**Records provided**
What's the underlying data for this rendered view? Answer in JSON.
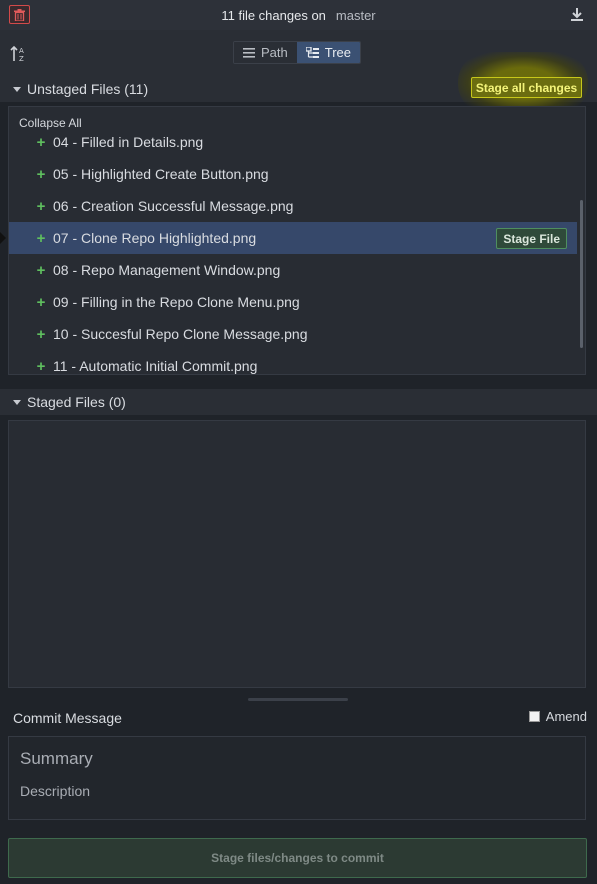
{
  "header": {
    "title": "11 file changes on",
    "branch": "master"
  },
  "toolbar": {
    "view_options": [
      {
        "label": "Path",
        "active": false
      },
      {
        "label": "Tree",
        "active": true
      }
    ]
  },
  "unstaged": {
    "title": "Unstaged Files (11)",
    "stage_all_label": "Stage all changes",
    "collapse_all_label": "Collapse All",
    "stage_file_label": "Stage File",
    "files": [
      {
        "name": "04 - Filled in Details.png"
      },
      {
        "name": "05 - Highlighted Create Button.png"
      },
      {
        "name": "06 - Creation Successful Message.png"
      },
      {
        "name": "07 - Clone Repo Highlighted.png",
        "selected": true
      },
      {
        "name": "08 - Repo Management Window.png"
      },
      {
        "name": "09 - Filling in the Repo Clone Menu.png"
      },
      {
        "name": "10 - Succesful Repo Clone Message.png"
      },
      {
        "name": "11 - Automatic Initial Commit.png"
      }
    ]
  },
  "staged": {
    "title": "Staged Files (0)"
  },
  "commit": {
    "label": "Commit Message",
    "amend_label": "Amend",
    "amend_checked": false,
    "summary_placeholder": "Summary",
    "description_placeholder": "Description",
    "commit_button_label": "Stage files/changes to commit"
  },
  "colors": {
    "accent_highlight": "#6b6d10",
    "added_green": "#5fbf5f",
    "selected_row": "#36486a",
    "delete_red": "#d34a4a"
  },
  "icons": [
    "trash-icon",
    "download-icon",
    "sort-icon",
    "list-icon",
    "tree-icon",
    "caret-down-icon",
    "plus-icon"
  ]
}
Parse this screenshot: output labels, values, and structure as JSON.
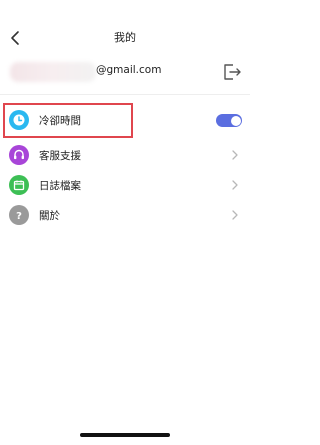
{
  "header": {
    "title": "我的",
    "back_icon": "chevron-left-icon"
  },
  "account": {
    "email": "@gmail.com",
    "logout_icon": "logout-icon"
  },
  "settings": {
    "items": [
      {
        "label": "冷卻時間",
        "icon": "clock-icon",
        "icon_color": "#2ab8f0",
        "control": "toggle",
        "toggle_on": true
      },
      {
        "label": "客服支援",
        "icon": "headset-icon",
        "icon_color": "#a845d8",
        "control": "chevron"
      },
      {
        "label": "日誌檔案",
        "icon": "calendar-icon",
        "icon_color": "#3dbf55",
        "control": "chevron"
      },
      {
        "label": "關於",
        "icon": "question-icon",
        "icon_color": "#9a9a9a",
        "control": "chevron"
      }
    ]
  },
  "colors": {
    "toggle_on": "#5b6ee0",
    "highlight_border": "#e0464e"
  }
}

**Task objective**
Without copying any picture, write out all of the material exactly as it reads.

**Written answer**
What's the underlying data for this rendered view? Answer in JSON.
{
  "header": {
    "title": "11 file changes on",
    "branch": "master"
  },
  "toolbar": {
    "view_options": [
      {
        "label": "Path",
        "active": false
      },
      {
        "label": "Tree",
        "active": true
      }
    ]
  },
  "unstaged": {
    "title": "Unstaged Files (11)",
    "stage_all_label": "Stage all changes",
    "collapse_all_label": "Collapse All",
    "stage_file_label": "Stage File",
    "files": [
      {
        "name": "04 - Filled in Details.png"
      },
      {
        "name": "05 - Highlighted Create Button.png"
      },
      {
        "name": "06 - Creation Successful Message.png"
      },
      {
        "name": "07 - Clone Repo Highlighted.png",
        "selected": true
      },
      {
        "name": "08 - Repo Management Window.png"
      },
      {
        "name": "09 - Filling in the Repo Clone Menu.png"
      },
      {
        "name": "10 - Succesful Repo Clone Message.png"
      },
      {
        "name": "11 - Automatic Initial Commit.png"
      }
    ]
  },
  "staged": {
    "title": "Staged Files (0)"
  },
  "commit": {
    "label": "Commit Message",
    "amend_label": "Amend",
    "amend_checked": false,
    "summary_placeholder": "Summary",
    "description_placeholder": "Description",
    "commit_button_label": "Stage files/changes to commit"
  },
  "colors": {
    "accent_highlight": "#6b6d10",
    "added_green": "#5fbf5f",
    "selected_row": "#36486a",
    "delete_red": "#d34a4a"
  },
  "icons": [
    "trash-icon",
    "download-icon",
    "sort-icon",
    "list-icon",
    "tree-icon",
    "caret-down-icon",
    "plus-icon"
  ]
}
Parse this screenshot: output labels, values, and structure as JSON.
{
  "header": {
    "title": "我的",
    "back_icon": "chevron-left-icon"
  },
  "account": {
    "email": "@gmail.com",
    "logout_icon": "logout-icon"
  },
  "settings": {
    "items": [
      {
        "label": "冷卻時間",
        "icon": "clock-icon",
        "icon_color": "#2ab8f0",
        "control": "toggle",
        "toggle_on": true
      },
      {
        "label": "客服支援",
        "icon": "headset-icon",
        "icon_color": "#a845d8",
        "control": "chevron"
      },
      {
        "label": "日誌檔案",
        "icon": "calendar-icon",
        "icon_color": "#3dbf55",
        "control": "chevron"
      },
      {
        "label": "關於",
        "icon": "question-icon",
        "icon_color": "#9a9a9a",
        "control": "chevron"
      }
    ]
  },
  "colors": {
    "toggle_on": "#5b6ee0",
    "highlight_border": "#e0464e"
  }
}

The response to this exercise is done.